“Ten days post-surgery, I was officially declared cancer free,” Danielle says. “Dr. Lee was so amazing, and I still think about her every day. I am able to deal with all of this because she took the best care of me, and she had so much confidence in me.”

Danielle is undergoing four rounds of chemotherapy to make sure her cancer doesn’t come back — the last step in her treatment. Dr. Robson says because she responded so well to the treatments before her surgery, he was able to greatly decrease the amount of chemotherapy she would receive.

MSK Leads the Treatment of Hereditary Breast Cancers

MSK is a leader in caring for patients with inherited mutations in genes like BRCA1. After Danielle first learned she had the mutation, she enrolled in MSK’s RISE (Risk Assessment, Imaging, Surveillance, and Education) Program for people at increased risk of breast cancer, led by internist Debra Mangino, DO. Dr. Mangino screened Danielle for breast cancer twice a year, alternating between mammograms and MRIs. When Danielle first discovered the tumor in her breast, it had been less than six months since her previous scan.
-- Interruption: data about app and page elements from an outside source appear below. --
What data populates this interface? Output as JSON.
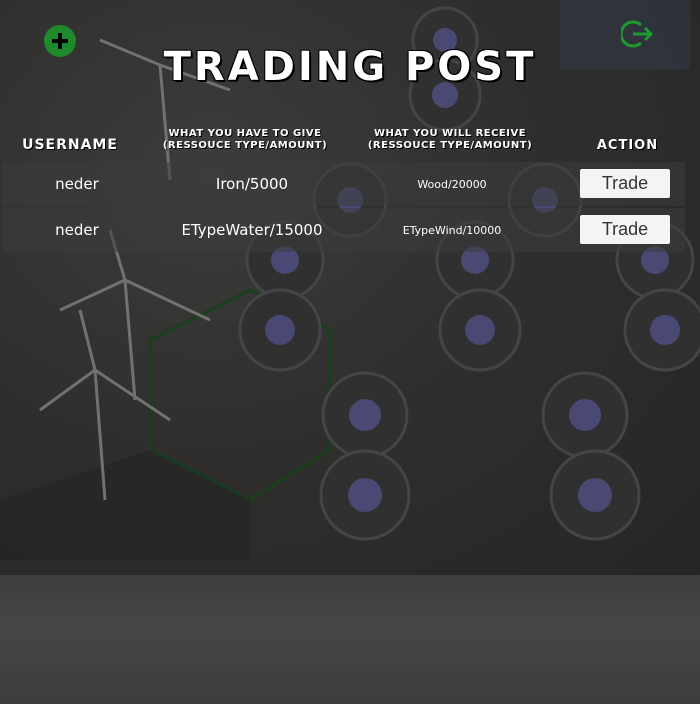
{
  "title": "Trading Post",
  "icons": {
    "add": "plus-circle-icon",
    "logout": "logout-icon",
    "accent": "#1f8a2b"
  },
  "table": {
    "headers": {
      "username": "Username",
      "give": [
        "What you have to give",
        "(Ressouce Type/Amount)"
      ],
      "receive": [
        "What you will receive",
        "(Ressouce Type/Amount)"
      ],
      "action": "Action"
    },
    "rows": [
      {
        "username": "neder",
        "give": "Iron/5000",
        "receive": "Wood/20000",
        "action": "Trade"
      },
      {
        "username": "neder",
        "give": "ETypeWater/15000",
        "receive": "ETypeWind/10000",
        "action": "Trade"
      }
    ]
  }
}
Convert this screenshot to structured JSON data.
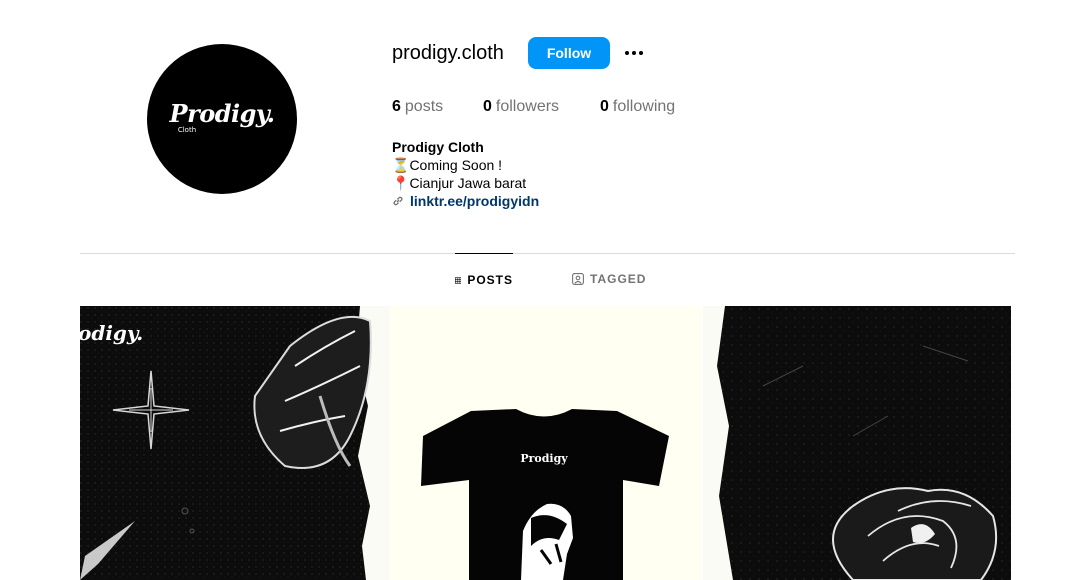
{
  "profile": {
    "username": "prodigy.cloth",
    "avatar_logo": "Prodigy.",
    "avatar_logo_sub": "Cloth",
    "follow_label": "Follow",
    "more_icon": "more-horizontal-icon"
  },
  "stats": {
    "posts_count": "6",
    "posts_label": "posts",
    "followers_count": "0",
    "followers_label": "followers",
    "following_count": "0",
    "following_label": "following"
  },
  "bio": {
    "name": "Prodigy Cloth",
    "line1_emoji": "⏳",
    "line1": "Coming Soon !",
    "line2_emoji": "📍",
    "line2": "Cianjur Jawa barat",
    "link": "linktr.ee/prodigyidn"
  },
  "tabs": [
    {
      "label": "POSTS",
      "icon": "grid-icon",
      "active": true
    },
    {
      "label": "TAGGED",
      "icon": "tagged-icon",
      "active": false
    }
  ],
  "posts": [
    {
      "logo": "odigy.",
      "theme": "butterfly-star"
    },
    {
      "tshirt_logo": "Prodigy",
      "theme": "tshirt"
    },
    {
      "theme": "rose"
    }
  ],
  "colors": {
    "accent": "#0095f6",
    "link": "#00376b",
    "muted": "#737373",
    "border": "#dbdbdb"
  }
}
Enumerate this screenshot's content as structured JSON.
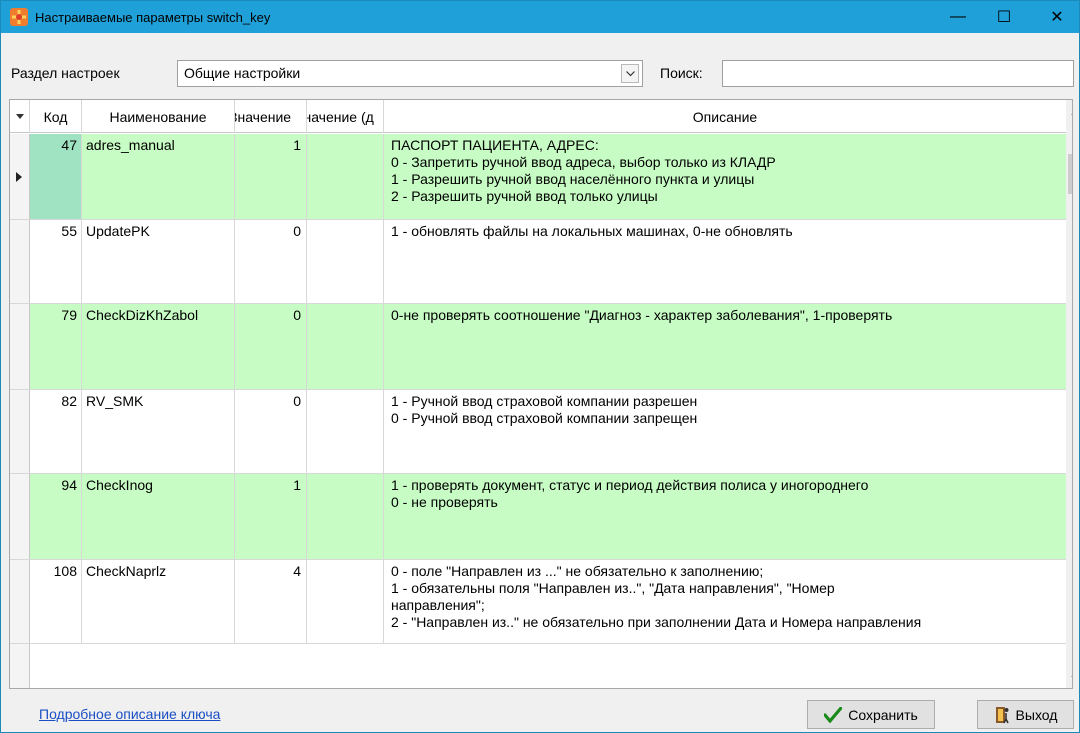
{
  "window": {
    "title": "Настраиваемые параметры switch_key",
    "accent": "#1fa0d8",
    "controls": {
      "minimize": "—",
      "maximize": "☐",
      "close": "✕"
    }
  },
  "toolbar": {
    "section_label": "Раздел настроек",
    "section_value": "Общие настройки",
    "search_label": "Поиск:",
    "search_value": ""
  },
  "table": {
    "headers": [
      "Код",
      "Наименование",
      "Значение",
      "Значение (д",
      "Описание"
    ],
    "rows": [
      {
        "code": "47",
        "name": "adres_manual",
        "value": "1",
        "value_default": "",
        "description": "ПАСПОРТ ПАЦИЕНТА, АДРЕС:\n0 - Запретить ручной ввод адреса, выбор только из КЛАДР\n1 - Разрешить ручной ввод населённого пункта и улицы\n2 - Разрешить ручной ввод только улицы",
        "highlight": true,
        "selected": true
      },
      {
        "code": "55",
        "name": "UpdatePK",
        "value": "0",
        "value_default": "",
        "description": "1 - обновлять файлы на локальных машинах, 0-не обновлять",
        "highlight": false
      },
      {
        "code": "79",
        "name": "CheckDizKhZabol",
        "value": "0",
        "value_default": "",
        "description": "0-не проверять соотношение \"Диагноз - характер заболевания\", 1-проверять",
        "highlight": true
      },
      {
        "code": "82",
        "name": "RV_SMK",
        "value": "0",
        "value_default": "",
        "description": "1 - Ручной ввод страховой компании разрешен\n0 - Ручной ввод страховой компании запрещен",
        "highlight": false
      },
      {
        "code": "94",
        "name": "CheckInog",
        "value": "1",
        "value_default": "",
        "description": "1 - проверять документ, статус и период действия полиса у иногороднего\n0 - не проверять",
        "highlight": true
      },
      {
        "code": "108",
        "name": "CheckNaprlz",
        "value": "4",
        "value_default": "",
        "description": "0 - поле \"Направлен из ...\" не обязательно к заполнению;\n1 - обязательны поля \"Направлен из..\", \"Дата направления\", \"Номер\nнаправления\";\n2 - \"Направлен из..\" не обязательно при заполнении Дата и Номера направления",
        "highlight": false
      }
    ],
    "highlight_color": "#c7fcc4"
  },
  "footer": {
    "link_text": "Подробное описание ключа",
    "save_label": "Сохранить",
    "exit_label": "Выход"
  }
}
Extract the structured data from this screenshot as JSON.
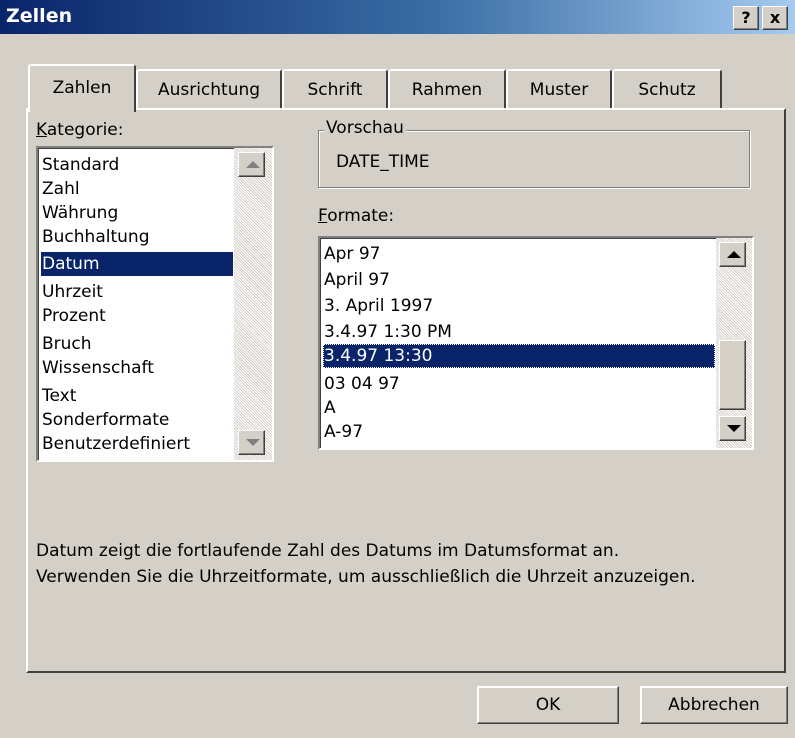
{
  "window": {
    "title": "Zellen",
    "help_btn": "?",
    "close_btn": "x"
  },
  "tabs": [
    {
      "label": "Zahlen",
      "active": true
    },
    {
      "label": "Ausrichtung",
      "active": false
    },
    {
      "label": "Schrift",
      "active": false
    },
    {
      "label": "Rahmen",
      "active": false
    },
    {
      "label": "Muster",
      "active": false
    },
    {
      "label": "Schutz",
      "active": false
    }
  ],
  "category": {
    "label_first": "K",
    "label_rest": "ategorie:",
    "items": [
      "Standard",
      "Zahl",
      "Währung",
      "Buchhaltung",
      "Datum",
      "Uhrzeit",
      "Prozent",
      "Bruch",
      "Wissenschaft",
      "Text",
      "Sonderformate",
      "Benutzerdefiniert"
    ],
    "selected": "Datum"
  },
  "preview": {
    "label": "Vorschau",
    "value": "DATE_TIME"
  },
  "formats": {
    "label_first": "F",
    "label_rest": "ormate:",
    "items": [
      "Apr 97",
      "April 97",
      "3. April 1997",
      "3.4.97 1:30 PM",
      "3.4.97 13:30",
      "03 04 97",
      "A",
      "A-97"
    ],
    "selected": "3.4.97 13:30"
  },
  "description": {
    "line1": "Datum zeigt die fortlaufende Zahl des Datums im Datumsformat an.",
    "line2": "Verwenden Sie die Uhrzeitformate, um ausschließlich die Uhrzeit anzuzeigen."
  },
  "buttons": {
    "ok": "OK",
    "cancel": "Abbrechen"
  },
  "colors": {
    "selection": "#0a246a",
    "face": "#d4d0c8",
    "title_gradient_start": "#0a246a",
    "title_gradient_end": "#a6caf0"
  }
}
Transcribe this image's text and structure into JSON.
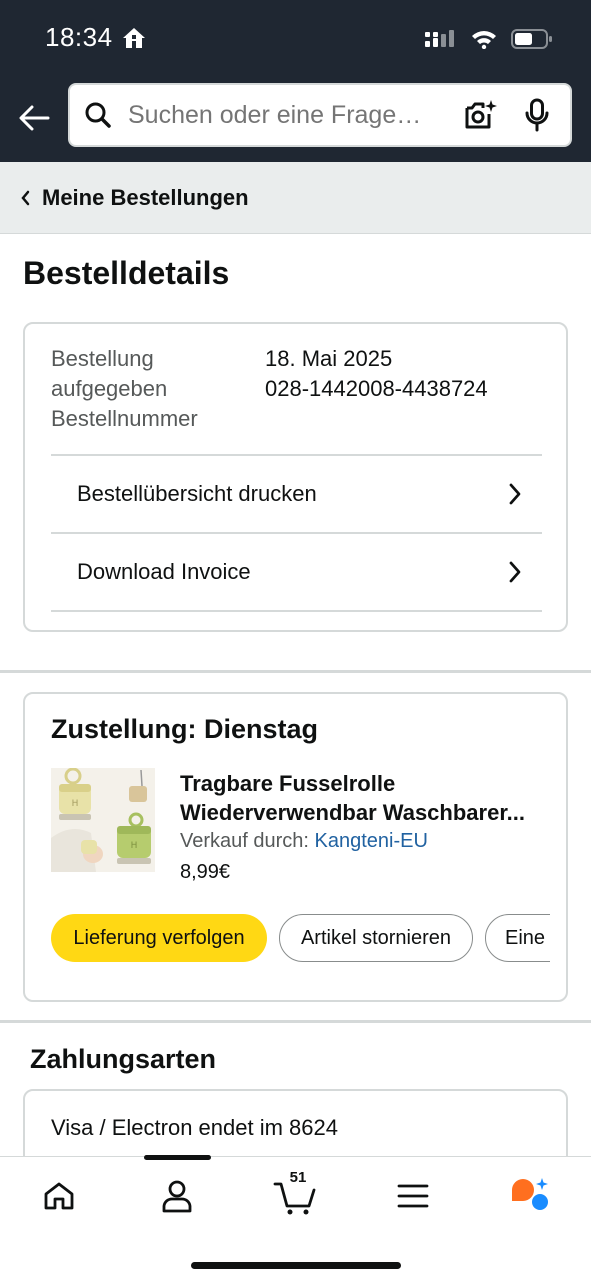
{
  "status_bar": {
    "time": "18:34"
  },
  "search": {
    "placeholder": "Suchen oder eine Frage…"
  },
  "breadcrumb": {
    "label": "Meine Bestellungen"
  },
  "page": {
    "title": "Bestelldetails"
  },
  "order_info": {
    "placed_label": "Bestellung aufgegeben",
    "placed_label_line1": "Bestellung",
    "placed_label_line2": "aufgegeben",
    "date": "18. Mai 2025",
    "number_label": "Bestellnummer",
    "number": "028-1442008-4438724",
    "links": [
      {
        "label": "Bestellübersicht drucken"
      },
      {
        "label": "Download Invoice"
      }
    ]
  },
  "delivery": {
    "title": "Zustellung: Dienstag",
    "product": {
      "title_line1": "Tragbare Fusselrolle",
      "title_line2": "Wiederverwendbar Waschbarer...",
      "seller_prefix": "Verkauf durch:",
      "seller_name": "Kangteni-EU",
      "price": "8,99€"
    },
    "buttons": {
      "track": "Lieferung verfolgen",
      "cancel": "Artikel stornieren",
      "more": "Eine"
    }
  },
  "payment": {
    "title": "Zahlungsarten",
    "method": "Visa / Electron  endet im 8624"
  },
  "nav": {
    "cart_count": "51"
  },
  "colors": {
    "header_bg": "#1f2732",
    "primary_button": "#ffd814",
    "link": "#2162a1",
    "rufus_orange": "#ff6f1f",
    "rufus_blue": "#1a8cff"
  }
}
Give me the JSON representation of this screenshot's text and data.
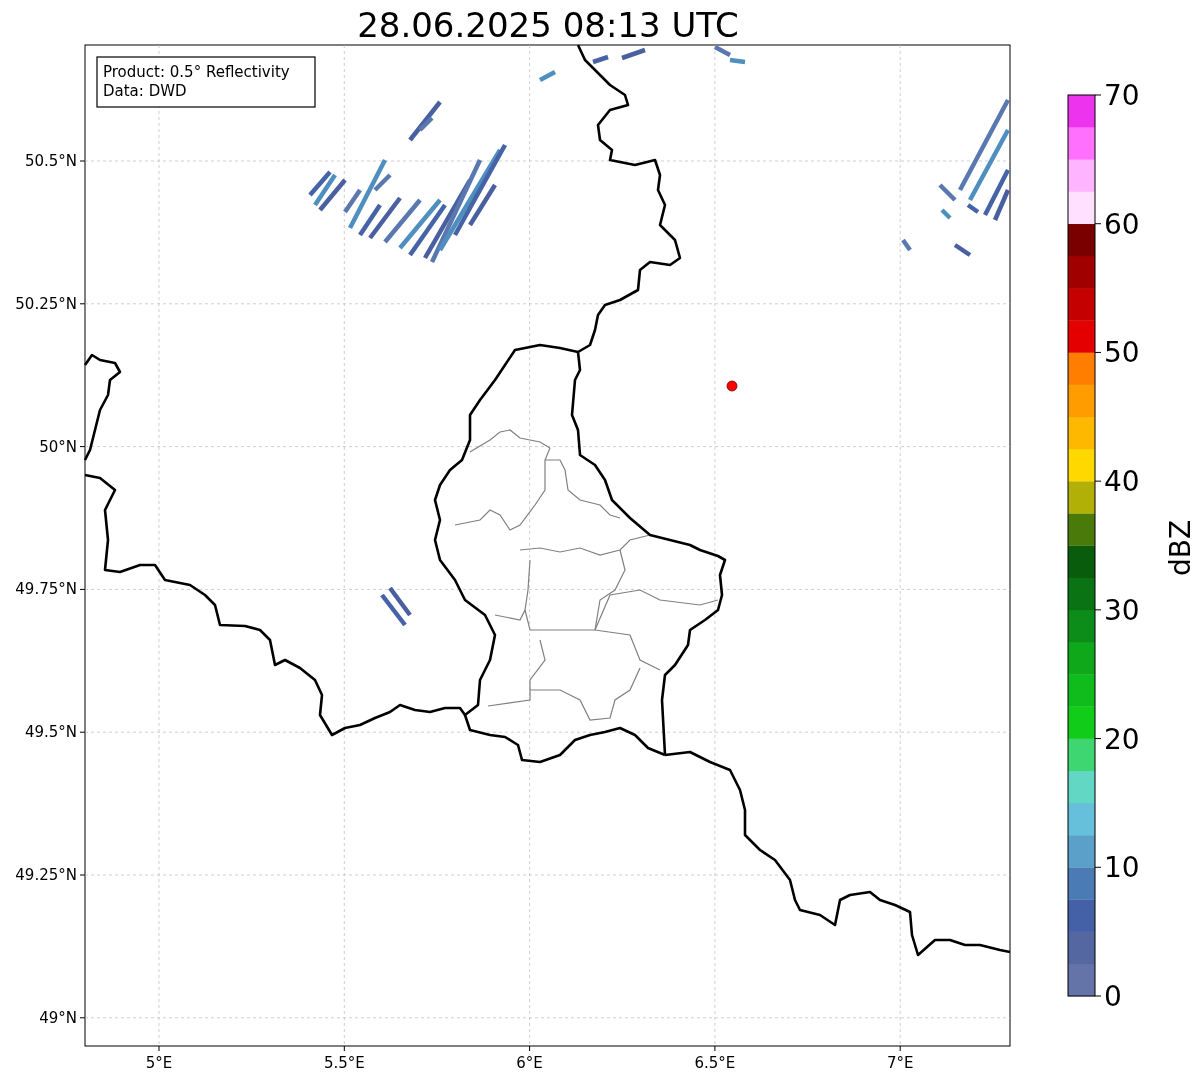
{
  "title": "28.06.2025 08:13 UTC",
  "info_box": [
    "Product: 0.5° Reflectivity",
    "Data: DWD"
  ],
  "x_axis": {
    "ticks": [
      "5°E",
      "5.5°E",
      "6°E",
      "6.5°E",
      "7°E"
    ]
  },
  "y_axis": {
    "ticks": [
      "50.5°N",
      "50.25°N",
      "50°N",
      "49.75°N",
      "49.5°N",
      "49.25°N",
      "49°N"
    ]
  },
  "colorbar": {
    "label": "dBZ",
    "ticks": [
      "70",
      "60",
      "50",
      "40",
      "30",
      "20",
      "10",
      "0"
    ],
    "bands": [
      {
        "color": "#6473a8"
      },
      {
        "color": "#5467a0"
      },
      {
        "color": "#4460a6"
      },
      {
        "color": "#4a7bb4"
      },
      {
        "color": "#5aa0c8"
      },
      {
        "color": "#66c0dc"
      },
      {
        "color": "#62d8c4"
      },
      {
        "color": "#3dd670"
      },
      {
        "color": "#12cc1a"
      },
      {
        "color": "#10bc1c"
      },
      {
        "color": "#0ea81a"
      },
      {
        "color": "#0c8c18"
      },
      {
        "color": "#0a7414"
      },
      {
        "color": "#085c0c"
      },
      {
        "color": "#4a7a0a"
      },
      {
        "color": "#b0b006"
      },
      {
        "color": "#ffd800"
      },
      {
        "color": "#ffb800"
      },
      {
        "color": "#ff9c00"
      },
      {
        "color": "#ff7e00"
      },
      {
        "color": "#e40000"
      },
      {
        "color": "#c40000"
      },
      {
        "color": "#a00000"
      },
      {
        "color": "#7a0000"
      },
      {
        "color": "#ffe0ff"
      },
      {
        "color": "#ffb4ff"
      },
      {
        "color": "#ff70ff"
      },
      {
        "color": "#ee33ee"
      }
    ]
  }
}
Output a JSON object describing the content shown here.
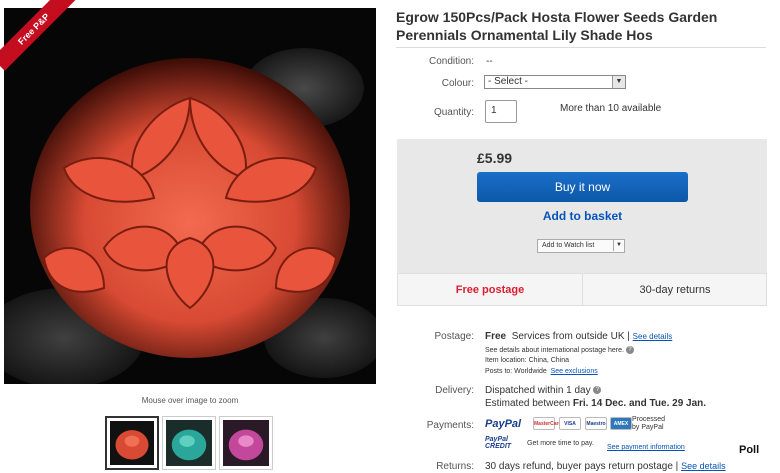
{
  "image": {
    "ribbon": "Free P&P",
    "zoom_hint": "Mouse over image to zoom"
  },
  "item": {
    "title": "Egrow 150Pcs/Pack Hosta Flower Seeds Garden Perennials Ornamental Lily Shade Hos",
    "condition_label": "Condition:",
    "condition_value": "--",
    "color_label": "Colour:",
    "color_selected": "- Select -",
    "quantity_label": "Quantity:",
    "quantity_value": "1",
    "availability": "More than 10 available"
  },
  "buy": {
    "price": "£5.99",
    "buy_now": "Buy it now",
    "add_basket": "Add to basket",
    "watch_list": "Add to Watch list",
    "free_postage": "Free postage",
    "returns": "30-day returns"
  },
  "details": {
    "postage_label": "Postage:",
    "postage_free": "Free",
    "postage_service": "Services from outside UK |",
    "see_details": "See details",
    "intl_note": "See details about international postage here.",
    "item_location": "Item location:  China, China",
    "posts_to": "Posts to:  Worldwide",
    "see_exclusions": "See exclusions",
    "delivery_label": "Delivery:",
    "dispatched": "Dispatched within 1 day",
    "estimated_prefix": "Estimated between",
    "estimated_dates": "Fri. 14 Dec. and Tue. 29 Jan.",
    "payments_label": "Payments:",
    "paypal": "PayPal",
    "processed": "Processed by PayPal",
    "paypal_credit": "PayPal CREDIT",
    "more_time": "Get more time to pay.",
    "see_payment": "See payment information",
    "returns_label": "Returns:",
    "returns_text": "30 days refund, buyer pays return postage |",
    "returns_see": "See details"
  },
  "cards": [
    "MasterCard",
    "VISA",
    "Maestro",
    "AMEX"
  ],
  "poll": "Poll",
  "colors": {
    "accent_blue": "#0654ba",
    "buy_blue": "#1567c2",
    "free_red": "#dd1e31",
    "ribbon_red": "#c40d1e"
  }
}
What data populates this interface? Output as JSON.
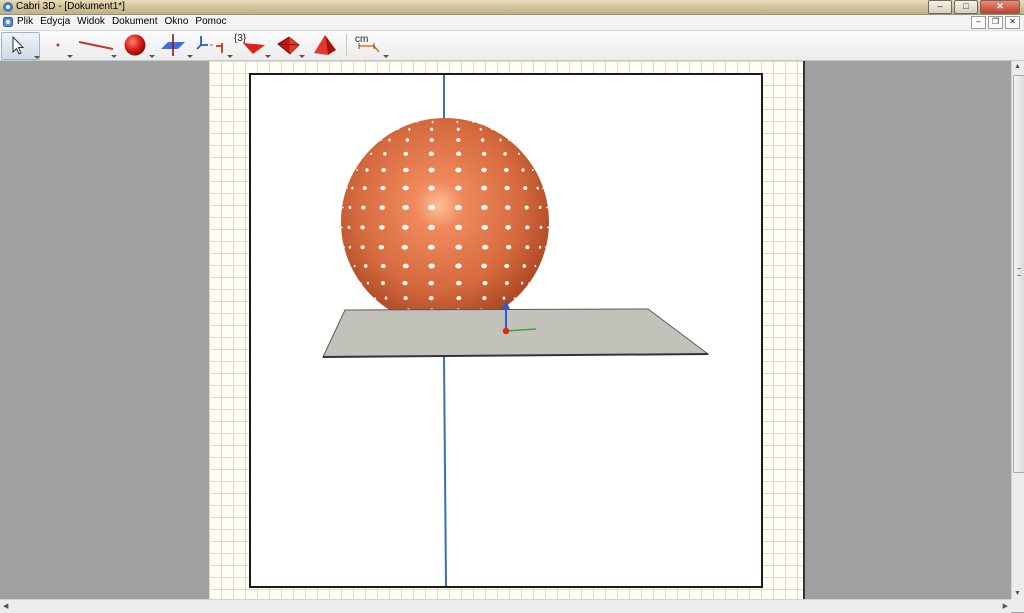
{
  "window": {
    "title": "Cabri 3D - [Dokument1*]",
    "controls": {
      "minimize": "–",
      "maximize": "□",
      "close": "✕"
    }
  },
  "menubar": {
    "items": [
      "Plik",
      "Edycja",
      "Widok",
      "Dokument",
      "Okno",
      "Pomoc"
    ],
    "mdi_controls": {
      "minimize": "–",
      "restore": "❐",
      "close": "✕"
    }
  },
  "toolbar": {
    "tools": [
      {
        "icon": "pointer-icon"
      },
      {
        "icon": "point-icon"
      },
      {
        "icon": "line-icon"
      },
      {
        "icon": "sphere-icon"
      },
      {
        "icon": "perpendicular-plane-icon"
      },
      {
        "icon": "transformation-icon"
      },
      {
        "icon": "regular-polygon-icon",
        "label": "{3}"
      },
      {
        "icon": "tetrahedron-icon"
      },
      {
        "icon": "pyramid-icon"
      },
      {
        "icon": "measurement-icon",
        "label": "cm"
      }
    ]
  },
  "colors": {
    "sphere": "#d4693d",
    "plane": "#c0c0b8",
    "axis": "#3b6fb5",
    "page_grid": "#dcdcc8",
    "workspace": "#a0a0a0"
  },
  "scrollbars": {
    "v_up": "▲",
    "v_down": "▼",
    "h_left": "◀",
    "h_right": "▶"
  }
}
MSK is also a leader in developing specialized treatments for subsets of people with breast cancer, including through its Hereditary Breast Cancer Treatment Program, which is co-led by Drs. Robson and Lee.

The study that Danielle participated in is one of several underway at MSK that is specifically focused on treating breast cancers caused by inherited mutations.

The fact that we are able to offer these specialized treatments illustrates the importance of doing genetic testing. Genetic testing is the best way for us to get a complete picture of what's going on in the tumor.
Mark E. Robson medical oncologist and clinical geneticist

“The fact that we are able to offer these specialized treatments illustrates the importance of doing genetic testing,” Dr. Robson says. “Genetic testing is the best way for us to get a complete picture of what’s going on in the tumor.” Many more trials are planned for this group of patients with cancers caused by an inherited genetic mutation.

Until now, Danielle has not told many people about her diagnosis, but as her treatment reaches the end, she says she is ready to begin sharing her experiences. “I am so much more than this cancer,” she says. “But I am honored if my story can help others who are facing what I faced.”